Skip to main content

Covering politics in Michigan has changed dramatically in recent years, according to three of Michigan’s top political reporters who took part in a wide-ranging and revealing roundtable discussion that SPJ Detroit hosted.

The reporters talked about the pressures and accusations they face daily from both readers and the candidates they cover – and agreed the level of vitriol aimed at them today is more intense than it was even two years ago.

During this year’s political campaign season some of Michigan’s leading political candidates have been attacking reporters directly on social media, dodging interviews and ignoring invitations from the state’s largest newspapers to participate in editorial board endorsement interviews.

This fundamental change in how political candidates interact with the press has led political reporters to, at times, push back directly against accusations on social media and to find new and different ways to cover political campaigns.

In Michigan – as the SPJ Detroit panel discussion made clear – we are blessed to have a strong, core group of experienced and driven political reporters who are thoughtfully navigating the changing political environment and remain committed to doing their jobs the right way.


Craig Mauger, state government and politics in Michigan reporter for The Detroit News (also among the state’s leading political reporters), has frequently been attacked by political candidates on Twitter.

“There are times when some people attack me and it is so obviously wrong that I feel the need to correct the record,” Mauger said. “I don’t seek out battles with people…but we have to stand up for truth. This idea that we can let people attack us and attack our credibility endlessly – I think that is wrong.”

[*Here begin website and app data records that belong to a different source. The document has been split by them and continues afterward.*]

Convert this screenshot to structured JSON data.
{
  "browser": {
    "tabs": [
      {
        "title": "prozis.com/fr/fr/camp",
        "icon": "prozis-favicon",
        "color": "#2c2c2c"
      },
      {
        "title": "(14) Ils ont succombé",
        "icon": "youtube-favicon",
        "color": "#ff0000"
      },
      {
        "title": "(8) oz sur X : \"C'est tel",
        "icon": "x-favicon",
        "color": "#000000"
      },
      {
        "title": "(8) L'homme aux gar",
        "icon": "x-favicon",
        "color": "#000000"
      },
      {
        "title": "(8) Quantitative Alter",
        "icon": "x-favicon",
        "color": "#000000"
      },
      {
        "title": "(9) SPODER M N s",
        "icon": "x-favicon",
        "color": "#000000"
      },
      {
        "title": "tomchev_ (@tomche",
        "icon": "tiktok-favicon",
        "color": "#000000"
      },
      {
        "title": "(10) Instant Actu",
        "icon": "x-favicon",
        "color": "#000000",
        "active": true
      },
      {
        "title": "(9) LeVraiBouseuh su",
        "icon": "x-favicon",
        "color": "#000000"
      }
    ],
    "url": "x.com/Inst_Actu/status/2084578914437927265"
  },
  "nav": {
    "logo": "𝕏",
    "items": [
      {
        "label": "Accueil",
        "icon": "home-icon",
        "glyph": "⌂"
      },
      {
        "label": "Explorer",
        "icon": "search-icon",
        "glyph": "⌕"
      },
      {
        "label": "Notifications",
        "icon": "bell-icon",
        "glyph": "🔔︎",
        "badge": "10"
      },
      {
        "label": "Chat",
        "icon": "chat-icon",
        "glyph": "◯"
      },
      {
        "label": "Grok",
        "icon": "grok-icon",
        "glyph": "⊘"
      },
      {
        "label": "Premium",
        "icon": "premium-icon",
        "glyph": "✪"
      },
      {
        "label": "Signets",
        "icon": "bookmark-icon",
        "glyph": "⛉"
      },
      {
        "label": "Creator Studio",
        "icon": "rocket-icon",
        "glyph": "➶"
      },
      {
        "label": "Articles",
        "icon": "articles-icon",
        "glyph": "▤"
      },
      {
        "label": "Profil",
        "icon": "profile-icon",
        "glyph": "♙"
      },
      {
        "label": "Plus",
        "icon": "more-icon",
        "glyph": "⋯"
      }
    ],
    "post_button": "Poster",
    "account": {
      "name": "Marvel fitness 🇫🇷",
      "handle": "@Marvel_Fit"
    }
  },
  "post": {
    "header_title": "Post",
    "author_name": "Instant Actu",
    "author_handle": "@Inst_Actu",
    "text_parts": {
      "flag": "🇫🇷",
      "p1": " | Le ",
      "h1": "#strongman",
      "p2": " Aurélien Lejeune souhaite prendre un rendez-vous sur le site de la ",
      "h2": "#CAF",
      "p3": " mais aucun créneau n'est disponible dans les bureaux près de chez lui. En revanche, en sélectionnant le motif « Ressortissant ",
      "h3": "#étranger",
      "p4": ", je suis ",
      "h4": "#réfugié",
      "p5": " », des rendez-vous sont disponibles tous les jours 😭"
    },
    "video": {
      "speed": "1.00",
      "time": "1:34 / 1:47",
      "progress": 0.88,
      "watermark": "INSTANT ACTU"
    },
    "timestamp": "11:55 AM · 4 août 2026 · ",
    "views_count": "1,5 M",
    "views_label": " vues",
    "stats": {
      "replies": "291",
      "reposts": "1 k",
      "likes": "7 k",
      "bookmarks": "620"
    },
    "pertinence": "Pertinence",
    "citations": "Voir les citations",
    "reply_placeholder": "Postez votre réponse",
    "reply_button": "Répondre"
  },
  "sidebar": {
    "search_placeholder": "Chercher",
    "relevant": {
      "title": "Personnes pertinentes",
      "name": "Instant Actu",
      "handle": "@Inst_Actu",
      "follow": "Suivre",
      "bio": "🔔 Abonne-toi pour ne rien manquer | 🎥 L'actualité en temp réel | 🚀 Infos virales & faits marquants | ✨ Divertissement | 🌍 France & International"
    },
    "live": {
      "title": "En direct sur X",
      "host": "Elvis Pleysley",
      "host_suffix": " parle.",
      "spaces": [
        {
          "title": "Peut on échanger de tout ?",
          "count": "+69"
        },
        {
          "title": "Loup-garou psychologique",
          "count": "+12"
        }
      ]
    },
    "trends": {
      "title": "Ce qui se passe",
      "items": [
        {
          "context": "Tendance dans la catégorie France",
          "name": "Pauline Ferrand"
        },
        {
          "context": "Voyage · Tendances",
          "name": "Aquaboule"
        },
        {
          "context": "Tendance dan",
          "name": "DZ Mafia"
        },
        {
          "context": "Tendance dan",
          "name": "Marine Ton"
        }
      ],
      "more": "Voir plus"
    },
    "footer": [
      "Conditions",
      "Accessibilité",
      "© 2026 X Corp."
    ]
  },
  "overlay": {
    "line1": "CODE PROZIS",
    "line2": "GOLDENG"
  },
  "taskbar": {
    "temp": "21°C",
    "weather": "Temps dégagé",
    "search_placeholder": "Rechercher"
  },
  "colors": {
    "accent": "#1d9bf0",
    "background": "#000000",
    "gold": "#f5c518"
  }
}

For a long time, Emily Lawler, state politics and government editor for the Detroit Free Press, said she was reluctant to respond to attacks on her reporting on social media.

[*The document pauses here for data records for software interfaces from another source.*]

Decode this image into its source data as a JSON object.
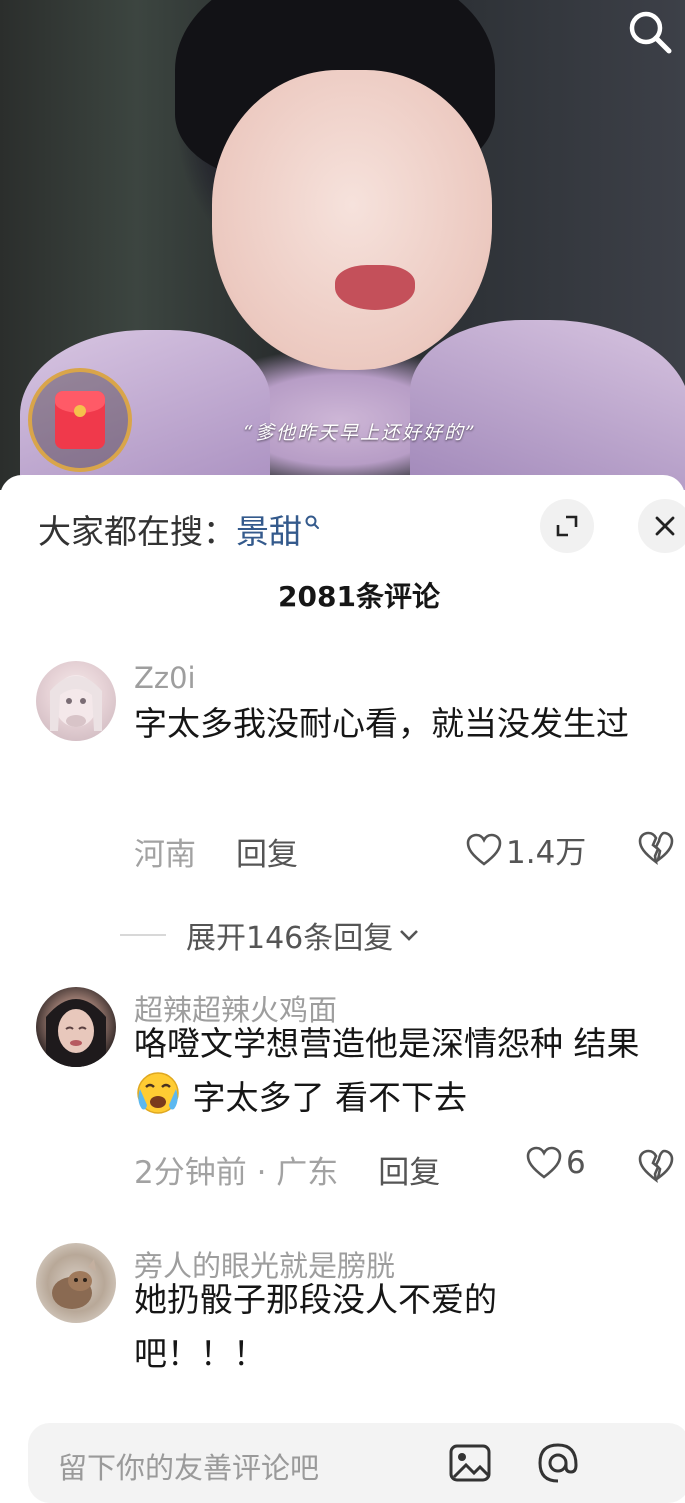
{
  "video": {
    "subtitle": "“爹他昨天早上还好好的”"
  },
  "header": {
    "hot_search_label": "大家都在搜：",
    "hot_search_keyword": "景甜",
    "comment_count_title": "2081条评论"
  },
  "comments": [
    {
      "username": "Zz0i",
      "text": "字太多我没耐心看，就当没发生过",
      "meta": "河南",
      "reply_label": "回复",
      "likes": "1.4万",
      "expand_label": "展开146条回复"
    },
    {
      "username": "超辣超辣火鸡面",
      "text_before_emoji": "咯噔文学想营造他是深情怨种 结果",
      "emoji": "crying-emoji",
      "text_after_emoji": " 字太多了 看不下去",
      "meta": "2分钟前 · 广东",
      "reply_label": "回复",
      "likes": "6"
    },
    {
      "username": "旁人的眼光就是膀胱",
      "text": "她扔骰子那段没人不爱的吧！！！"
    }
  ],
  "input": {
    "placeholder": "留下你的友善评论吧"
  },
  "colors": {
    "keyword": "#345a8c",
    "muted_text": "#9e9e9e",
    "body_text": "#161616",
    "redpacket": "#f0394b"
  }
}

But her viewpoint has changed.

“Who else is going to stand up for the press?” she asked. “Who else is going to stand up for our work other than us?”

Before she responds, Lawler evaluates how influential they are. If they only have a few followers and responding is going to elevate their voice, she is less likely to engage.

More broadly, Mauger said the reporting environment for political journalists is noticeably more hostile now than it was leading up to the 2020 presidential election. He believes the proliferation of smaller, ideological political platforms has given candidates the option of insulating themselves from mainstream media who are trained to ask all sides tough questions. And then when they do get tough questions, they accuse the media of being biased.

“You know, I am asking you a tough question, hey but I am also asking people on the other side a tough question – and you might not be seeing it, but I am asking it,” Mauger said.

Candidates for top offices including Matt DePerno, the Republican candidate for Michigan Attorney General, and Kristina Karamo, the Republican candidate for Secretary of State, have declined extended interviews in recent months, shutting off access, Mauger said. To get around that, Mauger started typing candidates’ names into YouTube, Rumble and his Apple podcast app.

“I just typed Matt DePerno’s name into my iPhone Apple podcast app one time and I found he had done like 40 podcasts over the past 16 months,” Mauger said. “So, it has been a really effective tool to report on people who don’t give me lengthy interviews.”

Another big change – elections in America are no longer over when they are over.

Rick Pluta, senior capitol correspondent for the Michigan Public Radio Network, predicted reporters will be covering the fallout from Michigan’s mid-term election, “well into December.  And people who are campaign reporters right now are going to be court reporters after November.”

Mauger took it a step further: “I’m 100% confident we will be talking about the 2020 election easily up until the 2024 election. I don’t see any way in the next presidential election we are not talking about this.”

Despite these challenges, Lawler, Mauger and Pluta say their mission has not changed.

“My job is to explain the world – not to pass judgement on the world,” Pluta said.

Lawler agreed – and said the need for the media to spend more time explaining both the political process and the process media uses to write about politics is more important than ever.

On Oct. 2, the Detroit Free Press ran a story titled Elections are complicated. Here’s how we cover them at the Free Press.

“There is this perception that the media is being pulled in different directions by the campaigns or people with influence,” Lawler said. “I wanted people to know they have just as much influence as the campaign calling us up sometimes.”

Brent Snavely is vice president of media relations at Franco. Connect with him on Twitter and LinkedIn.